Lots of people asked me how retirement life was going, and absolutely none of them asked the obvious question after I answered, “It’s fantastic. Happiest year of my life!” Maybe I forestalled them when I told them that with Tom30 listening to wrestling shows when he works from home, school is a lot more peaceful!! (Actually, I’m only half-joking when I say that!)
One of the teachers laughed when I said that and replied, “So you’re doing the adult thing about this problem and running away from home?”
Obviously with only two days under my belt, going back to work as a CRT is still a novelty. However, as it stands at the moment, the upsides are outweighing the downsides, so I’d happily work more days.
I was looking forward to indulging in a HUGE nap later today, though. This whole going to work gig is tiring! However, I was asked at the end of the day if I could work on Friday. You all know how hard it is for me to say no to work…
… the good thing is that the pizza oven will be well and truly paid off by the end of the day!
Dad joke of the day:
Never fight a dinosaur. You’ll get Jurasskicked.
“physics is easy, as a matter of fact even my wife can do physics.” was a joke told by one of my college physics professors. if he told that one today he would be drawn and quartered for sure. the best part was that wife was also a professor of physics.
How times have changed! Actually, she was probably a unicorn back then. I doubt many women would have been in the STEM subjects.
How great that the part time gig is working well for you! Year 8 and 9 students were always fun to teach. I taught them physics, chemistry, and Earth science for 30 yrs.
You’re so different to me with my English, Drama and Theatre Studies! It’s such a wide spectrum with education… thank goodness. How boring if it was just Maths or just English.
Yes the physics would not be fun! The difference now is the freedom to say no if you want to and choose how many days you do – lots more control and the $$ for the pizza oven will be handy.
I’m thinking it might be nice to earn the money I said I’d kick in for David28’s wedding.
It’s great that you decided to do part-time work for a purpose, rather than out of boredom. I retire in 2 weeks and cannot imagine going back ever – an office environment is not as fun as kids! My daughter graduated in December as a teacher and decided to be a building substitute at a large school for 8-11 year olds and every week she has a funny story to share.
My favorite: during partner work, 2 10 year old boys are clearly laughing at something on their computers. She circles around, comes up to see what is so funny and says “excuse me, we are working on math problems, not laughing at memes”. The 2 boys turn around with huge eyes and said “Miss Smith, YOU know what a meme is??!!” That did make me wonder how many of my early teachers were much younger than I thought at the time!
Enjoy those funny kids!

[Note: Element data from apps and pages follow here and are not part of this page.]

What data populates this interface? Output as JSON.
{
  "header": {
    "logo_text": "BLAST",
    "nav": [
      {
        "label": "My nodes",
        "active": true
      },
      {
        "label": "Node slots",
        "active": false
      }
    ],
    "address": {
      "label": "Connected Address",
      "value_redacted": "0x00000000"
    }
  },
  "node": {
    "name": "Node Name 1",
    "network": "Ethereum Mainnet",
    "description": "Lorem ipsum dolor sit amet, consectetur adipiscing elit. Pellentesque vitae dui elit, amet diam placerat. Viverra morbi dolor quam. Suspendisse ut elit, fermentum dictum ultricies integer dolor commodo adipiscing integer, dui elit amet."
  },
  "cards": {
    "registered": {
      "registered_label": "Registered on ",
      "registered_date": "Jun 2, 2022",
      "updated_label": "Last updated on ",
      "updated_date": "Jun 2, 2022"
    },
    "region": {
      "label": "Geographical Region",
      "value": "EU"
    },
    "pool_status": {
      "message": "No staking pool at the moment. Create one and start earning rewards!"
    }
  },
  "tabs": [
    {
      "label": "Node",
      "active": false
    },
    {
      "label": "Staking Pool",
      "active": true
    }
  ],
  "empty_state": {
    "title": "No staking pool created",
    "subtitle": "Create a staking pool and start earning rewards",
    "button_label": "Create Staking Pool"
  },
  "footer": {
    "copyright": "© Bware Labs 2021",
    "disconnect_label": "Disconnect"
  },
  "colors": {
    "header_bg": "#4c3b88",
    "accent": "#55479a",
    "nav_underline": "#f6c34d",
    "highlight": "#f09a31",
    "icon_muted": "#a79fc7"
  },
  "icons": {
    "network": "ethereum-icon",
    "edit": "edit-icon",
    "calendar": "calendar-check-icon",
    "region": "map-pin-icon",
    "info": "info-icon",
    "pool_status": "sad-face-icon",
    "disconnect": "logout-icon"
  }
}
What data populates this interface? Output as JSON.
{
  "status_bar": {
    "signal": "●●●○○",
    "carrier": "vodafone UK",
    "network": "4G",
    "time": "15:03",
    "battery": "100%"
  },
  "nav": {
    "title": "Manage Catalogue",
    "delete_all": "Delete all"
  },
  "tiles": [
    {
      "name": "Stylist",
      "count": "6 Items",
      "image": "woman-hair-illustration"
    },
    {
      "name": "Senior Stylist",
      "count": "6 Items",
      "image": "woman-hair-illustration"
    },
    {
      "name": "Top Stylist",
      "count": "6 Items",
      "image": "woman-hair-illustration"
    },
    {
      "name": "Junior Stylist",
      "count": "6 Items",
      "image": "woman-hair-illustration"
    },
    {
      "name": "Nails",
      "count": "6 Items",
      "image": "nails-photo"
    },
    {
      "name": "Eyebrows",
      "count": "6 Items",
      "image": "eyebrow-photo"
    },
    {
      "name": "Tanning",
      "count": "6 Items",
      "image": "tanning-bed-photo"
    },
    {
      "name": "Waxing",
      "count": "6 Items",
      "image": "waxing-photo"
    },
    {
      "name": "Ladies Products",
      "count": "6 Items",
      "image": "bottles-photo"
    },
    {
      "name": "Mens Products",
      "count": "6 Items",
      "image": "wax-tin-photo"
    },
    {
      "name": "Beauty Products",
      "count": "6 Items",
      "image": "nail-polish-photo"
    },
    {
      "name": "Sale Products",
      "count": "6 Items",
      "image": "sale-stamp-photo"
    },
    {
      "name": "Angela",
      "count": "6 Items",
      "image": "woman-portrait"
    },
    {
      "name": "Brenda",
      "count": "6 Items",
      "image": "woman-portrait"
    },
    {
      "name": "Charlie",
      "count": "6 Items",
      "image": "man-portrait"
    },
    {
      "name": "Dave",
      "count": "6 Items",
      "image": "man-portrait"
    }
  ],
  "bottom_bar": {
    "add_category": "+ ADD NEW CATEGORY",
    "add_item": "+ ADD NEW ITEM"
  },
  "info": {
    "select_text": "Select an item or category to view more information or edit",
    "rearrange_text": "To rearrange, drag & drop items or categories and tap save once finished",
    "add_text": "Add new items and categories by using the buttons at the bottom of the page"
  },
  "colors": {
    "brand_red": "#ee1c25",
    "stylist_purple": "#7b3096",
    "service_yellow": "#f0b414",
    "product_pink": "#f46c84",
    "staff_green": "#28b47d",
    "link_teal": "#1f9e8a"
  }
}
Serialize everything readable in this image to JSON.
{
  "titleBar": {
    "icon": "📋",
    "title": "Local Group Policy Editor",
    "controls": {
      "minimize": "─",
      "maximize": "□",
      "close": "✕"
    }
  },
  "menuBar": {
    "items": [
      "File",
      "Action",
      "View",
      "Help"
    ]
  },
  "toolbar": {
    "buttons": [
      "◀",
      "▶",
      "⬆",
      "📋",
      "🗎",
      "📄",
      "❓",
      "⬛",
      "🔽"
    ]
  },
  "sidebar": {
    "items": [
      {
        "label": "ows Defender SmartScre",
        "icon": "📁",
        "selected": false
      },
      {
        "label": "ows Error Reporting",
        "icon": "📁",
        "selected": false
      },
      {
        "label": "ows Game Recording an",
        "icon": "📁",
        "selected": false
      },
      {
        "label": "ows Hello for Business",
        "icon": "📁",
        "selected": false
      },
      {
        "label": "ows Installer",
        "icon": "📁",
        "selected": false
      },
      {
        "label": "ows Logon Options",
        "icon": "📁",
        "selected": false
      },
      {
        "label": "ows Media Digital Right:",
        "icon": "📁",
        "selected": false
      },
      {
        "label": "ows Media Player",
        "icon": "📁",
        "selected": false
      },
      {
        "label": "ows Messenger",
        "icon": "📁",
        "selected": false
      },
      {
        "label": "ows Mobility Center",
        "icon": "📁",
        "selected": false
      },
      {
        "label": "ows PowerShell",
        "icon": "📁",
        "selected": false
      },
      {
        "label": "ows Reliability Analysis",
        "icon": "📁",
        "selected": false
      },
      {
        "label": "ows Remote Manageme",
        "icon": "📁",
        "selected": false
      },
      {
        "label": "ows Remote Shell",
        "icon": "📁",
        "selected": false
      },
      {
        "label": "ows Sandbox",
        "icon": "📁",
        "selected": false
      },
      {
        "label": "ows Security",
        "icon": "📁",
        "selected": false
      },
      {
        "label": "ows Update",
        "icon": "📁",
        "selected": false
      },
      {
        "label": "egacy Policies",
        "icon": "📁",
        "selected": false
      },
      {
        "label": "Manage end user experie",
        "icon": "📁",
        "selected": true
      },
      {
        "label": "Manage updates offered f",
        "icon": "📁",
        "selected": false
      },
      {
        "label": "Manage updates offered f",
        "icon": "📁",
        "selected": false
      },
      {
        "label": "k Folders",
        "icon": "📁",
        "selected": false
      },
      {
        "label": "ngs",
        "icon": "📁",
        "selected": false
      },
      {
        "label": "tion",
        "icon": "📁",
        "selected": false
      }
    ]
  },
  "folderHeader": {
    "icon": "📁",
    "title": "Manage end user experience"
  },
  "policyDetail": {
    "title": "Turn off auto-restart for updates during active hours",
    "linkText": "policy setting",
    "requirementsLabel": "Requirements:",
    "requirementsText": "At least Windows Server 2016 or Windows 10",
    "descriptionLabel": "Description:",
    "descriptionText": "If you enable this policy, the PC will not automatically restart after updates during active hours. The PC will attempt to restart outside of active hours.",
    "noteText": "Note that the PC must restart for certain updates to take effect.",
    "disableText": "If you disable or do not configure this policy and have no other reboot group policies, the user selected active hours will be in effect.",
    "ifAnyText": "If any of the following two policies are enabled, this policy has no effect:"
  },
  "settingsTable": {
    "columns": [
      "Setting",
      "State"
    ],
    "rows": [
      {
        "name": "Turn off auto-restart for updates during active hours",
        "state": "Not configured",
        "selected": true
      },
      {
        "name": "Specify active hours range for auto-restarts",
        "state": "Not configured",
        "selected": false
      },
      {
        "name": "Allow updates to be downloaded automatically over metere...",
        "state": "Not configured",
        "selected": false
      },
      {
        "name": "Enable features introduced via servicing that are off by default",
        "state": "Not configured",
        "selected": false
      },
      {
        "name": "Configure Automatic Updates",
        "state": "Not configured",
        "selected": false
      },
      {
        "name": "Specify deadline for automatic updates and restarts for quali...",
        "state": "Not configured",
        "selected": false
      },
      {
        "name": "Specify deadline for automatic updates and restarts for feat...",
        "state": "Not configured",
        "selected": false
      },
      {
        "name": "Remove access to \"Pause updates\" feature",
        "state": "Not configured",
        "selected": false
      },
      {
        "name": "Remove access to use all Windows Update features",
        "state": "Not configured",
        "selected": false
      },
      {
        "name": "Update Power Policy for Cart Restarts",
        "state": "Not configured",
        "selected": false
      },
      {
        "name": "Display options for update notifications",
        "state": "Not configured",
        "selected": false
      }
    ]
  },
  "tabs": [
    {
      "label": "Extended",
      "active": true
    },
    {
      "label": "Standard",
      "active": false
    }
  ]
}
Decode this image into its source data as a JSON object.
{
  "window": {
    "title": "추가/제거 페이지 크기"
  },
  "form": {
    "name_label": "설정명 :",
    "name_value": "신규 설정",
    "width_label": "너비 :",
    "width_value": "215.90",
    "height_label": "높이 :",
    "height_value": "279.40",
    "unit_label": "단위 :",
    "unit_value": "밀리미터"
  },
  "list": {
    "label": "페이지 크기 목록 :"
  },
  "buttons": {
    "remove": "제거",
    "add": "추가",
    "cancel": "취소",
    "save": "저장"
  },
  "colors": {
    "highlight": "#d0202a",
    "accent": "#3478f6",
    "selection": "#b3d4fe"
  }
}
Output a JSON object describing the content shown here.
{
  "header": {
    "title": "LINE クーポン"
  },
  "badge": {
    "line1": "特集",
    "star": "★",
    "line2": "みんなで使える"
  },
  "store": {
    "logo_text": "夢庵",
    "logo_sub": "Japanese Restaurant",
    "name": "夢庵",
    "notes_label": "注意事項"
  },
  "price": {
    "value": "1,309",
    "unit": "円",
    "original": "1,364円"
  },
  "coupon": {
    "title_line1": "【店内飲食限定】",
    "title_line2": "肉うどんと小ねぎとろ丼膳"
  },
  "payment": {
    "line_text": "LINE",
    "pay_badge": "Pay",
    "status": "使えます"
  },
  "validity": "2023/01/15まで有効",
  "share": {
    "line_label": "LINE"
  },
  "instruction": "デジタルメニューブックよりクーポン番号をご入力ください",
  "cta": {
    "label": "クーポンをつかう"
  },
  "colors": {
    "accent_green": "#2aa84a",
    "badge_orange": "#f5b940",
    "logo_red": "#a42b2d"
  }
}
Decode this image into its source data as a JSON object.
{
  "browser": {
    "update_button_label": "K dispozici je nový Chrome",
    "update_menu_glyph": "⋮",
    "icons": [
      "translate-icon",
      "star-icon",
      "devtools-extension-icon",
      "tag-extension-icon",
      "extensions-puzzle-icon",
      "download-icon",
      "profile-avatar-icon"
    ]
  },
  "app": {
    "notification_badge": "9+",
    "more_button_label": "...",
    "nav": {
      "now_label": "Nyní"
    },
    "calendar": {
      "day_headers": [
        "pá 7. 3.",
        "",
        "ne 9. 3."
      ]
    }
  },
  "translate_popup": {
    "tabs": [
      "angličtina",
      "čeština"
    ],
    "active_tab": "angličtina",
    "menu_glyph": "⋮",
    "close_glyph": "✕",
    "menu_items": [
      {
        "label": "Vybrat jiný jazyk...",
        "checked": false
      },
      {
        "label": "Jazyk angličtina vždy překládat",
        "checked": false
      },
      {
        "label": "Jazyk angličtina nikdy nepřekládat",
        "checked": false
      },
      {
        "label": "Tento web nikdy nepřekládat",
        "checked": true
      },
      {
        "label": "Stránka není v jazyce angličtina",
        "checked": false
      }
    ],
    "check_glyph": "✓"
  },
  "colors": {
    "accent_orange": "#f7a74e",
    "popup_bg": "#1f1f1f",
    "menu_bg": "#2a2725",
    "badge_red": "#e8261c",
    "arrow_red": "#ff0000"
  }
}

Haha! A couple of years ago a year 8 kid who saw my laptop’s screen yelled out, “Hey! She’s got a FOLDER for MEMES!!!!”
gotta love the innocence of kids 🙂
Sounds like a great few days, how lovely to be welcomed back and get to enjoy the fun bits without too much of the not so fun bits.
And even better, you can pick and choose when you next feel like doing it all over again.
Already picked up 2 days this week!